Muscat/London: British Airways has cancelled all its flights from London's two biggest airports until Saturday evening after a global computer system outage caused confusion and chaos, with thousands of passengers queuing for hours and planes left stuck on runways.
In Muscat, the flight left on time on Saturday morning, according to Oman Airports Management Company. "The flight landed at 6.15 am at Muscat International Airport and left on 8.15 am," the official said.
He was not sure about Sunday's flight. "Till now all flights are scheduled for Sunday. If there are any changes we will come to know before 2 hours," he said.
The airline, which said there was no evidence the problem had been caused by a cyber attack, said terminals at Heathrow and Gatwick had become extremely congested because of the IT failure and all BA flights scheduled before 1700 GMT had been cancelled.
"Please do not come to the airports. We have experienced a major IT system failure that is causing very severe disruption to our flight operations worldwide," said BA, part of Europe's largest airline group IAG.
"We are extremely sorry for the inconvenience this is causing our customers and we are working to resolve the situation as quickly as possible."
The problems, which passengers said had affected flights across Britain, came on a particularly busy weekend with a public holiday on Monday and many children starting their school half-term breaks.
"It's a complete nightmare. There's just hundreds and thousands of people accumulating in the departures bit," Roshni Burt, who was flying from Heathrow to Bahrain with her young son, told Reuters.
She arrived at the airport at 0730 GMT, queued for hours at the check-in where the baggage drop-off system stopped working and then waited at the departure gate for two hours until passengers were told the flight was cancelled.

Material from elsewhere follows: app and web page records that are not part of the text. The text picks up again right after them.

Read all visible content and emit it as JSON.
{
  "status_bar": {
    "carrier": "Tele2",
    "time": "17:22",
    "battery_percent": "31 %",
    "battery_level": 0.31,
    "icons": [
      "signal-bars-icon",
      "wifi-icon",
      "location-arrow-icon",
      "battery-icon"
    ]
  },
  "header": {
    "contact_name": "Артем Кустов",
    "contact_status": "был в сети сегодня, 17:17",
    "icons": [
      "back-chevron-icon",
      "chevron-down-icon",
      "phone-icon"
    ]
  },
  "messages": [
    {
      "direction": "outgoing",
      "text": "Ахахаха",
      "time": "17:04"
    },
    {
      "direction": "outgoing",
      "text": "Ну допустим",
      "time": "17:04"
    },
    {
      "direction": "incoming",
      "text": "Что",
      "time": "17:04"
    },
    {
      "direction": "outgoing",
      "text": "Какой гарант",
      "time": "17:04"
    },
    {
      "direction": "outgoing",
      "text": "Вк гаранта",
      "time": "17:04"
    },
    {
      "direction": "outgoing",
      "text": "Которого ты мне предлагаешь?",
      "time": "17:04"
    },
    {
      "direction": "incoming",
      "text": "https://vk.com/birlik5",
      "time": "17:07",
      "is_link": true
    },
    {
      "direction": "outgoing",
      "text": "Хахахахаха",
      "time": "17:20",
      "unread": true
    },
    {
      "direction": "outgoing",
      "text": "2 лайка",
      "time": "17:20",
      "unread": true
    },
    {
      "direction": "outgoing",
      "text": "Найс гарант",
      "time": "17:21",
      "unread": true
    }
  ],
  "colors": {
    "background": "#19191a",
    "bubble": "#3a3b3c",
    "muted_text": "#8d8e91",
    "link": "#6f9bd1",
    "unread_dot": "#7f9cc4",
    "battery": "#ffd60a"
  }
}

All the affected passengers were corralled through a single gate so they could go back through border checks and then re-book flights.
"We are now in a massive scrum trying to get to this gate. BA staff didn't know what's going on," she said. "Border control aren't going to be able to deal with all these people. I don't know what's going to happen."
BA is the latest airline to be hit by computer problems. Last month Germany's Lufthansa and Air France suffered a global system outage which prevented them from boarding passengers.
In September last year BA apologised to passengers for check-in delays caused by operational glitches that delayed flights at Gatwick and Heathrow, in a repeat of a similar incident that affected London-area flights for the airline last July.
In August a power surge near U.S. airline Delta's Atlanta headquarters caused computers to crash and led to widespread delays across Delta's entire network.
Passengers at british airports on Saturday said they had boarded flights but then were stuck on the runway.
"Still on the tarmac at Leeds. #britishairways reckon Heathrow is so backed up we can't set off. No way we'll make our Vegas flight," one passenger David Raine wrote on Twitter.
Another, journalist Martyn Kent, wrote: "Sat on plane at Heathrow for hour and a half now. @british_Airways Captain describes IT problem as 'catastrophic'."
Heathrow Airport, one of the world's busiest, said in a statement: "We are working closely with the airline to assist passengers who have been affected by the british Airways issue and have extra customer service colleagues in terminals to assist those passengers already at Heathrow,"
In February IAG reported its annual operating profit rose 8.6 percent to 2.5 billion euros and said its british Airways transatlantic business, based at Heathrow, had held up well compared with Europe's highly competitive budget market. - With agency inputs